What to do
Return the material unaltered, line by line.

Excerpted data
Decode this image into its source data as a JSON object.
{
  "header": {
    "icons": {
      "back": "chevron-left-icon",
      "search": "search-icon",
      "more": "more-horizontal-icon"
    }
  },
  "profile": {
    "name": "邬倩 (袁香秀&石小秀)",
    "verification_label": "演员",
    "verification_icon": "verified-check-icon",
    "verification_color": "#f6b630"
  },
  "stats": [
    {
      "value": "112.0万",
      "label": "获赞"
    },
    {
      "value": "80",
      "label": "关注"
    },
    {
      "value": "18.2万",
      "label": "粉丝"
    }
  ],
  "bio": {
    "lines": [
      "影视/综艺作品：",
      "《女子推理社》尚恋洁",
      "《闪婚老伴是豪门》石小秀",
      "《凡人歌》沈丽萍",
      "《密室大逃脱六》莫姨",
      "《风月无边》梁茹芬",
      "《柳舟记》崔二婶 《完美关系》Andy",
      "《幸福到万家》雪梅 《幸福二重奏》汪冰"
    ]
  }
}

Expected answer
Decode this image into its source data as a JSON object.
{
  "header": {
    "icons": {
      "back": "chevron-left-icon",
      "search": "search-icon",
      "more": "more-horizontal-icon"
    }
  },
  "profile": {
    "name": "邬倩 (袁香秀&石小秀)",
    "verification_label": "演员",
    "verification_icon": "verified-check-icon",
    "verification_color": "#f6b630"
  },
  "stats": [
    {
      "value": "112.0万",
      "label": "获赞"
    },
    {
      "value": "80",
      "label": "关注"
    },
    {
      "value": "18.2万",
      "label": "粉丝"
    }
  ],
  "bio": {
    "lines": [
      "影视/综艺作品：",
      "《女子推理社》尚恋洁",
      "《闪婚老伴是豪门》石小秀",
      "《凡人歌》沈丽萍",
      "《密室大逃脱六》莫姨",
      "《风月无边》梁茹芬",
      "《柳舟记》崔二婶 《完美关系》Andy",
      "《幸福到万家》雪梅 《幸福二重奏》汪冰"
    ]
  }
}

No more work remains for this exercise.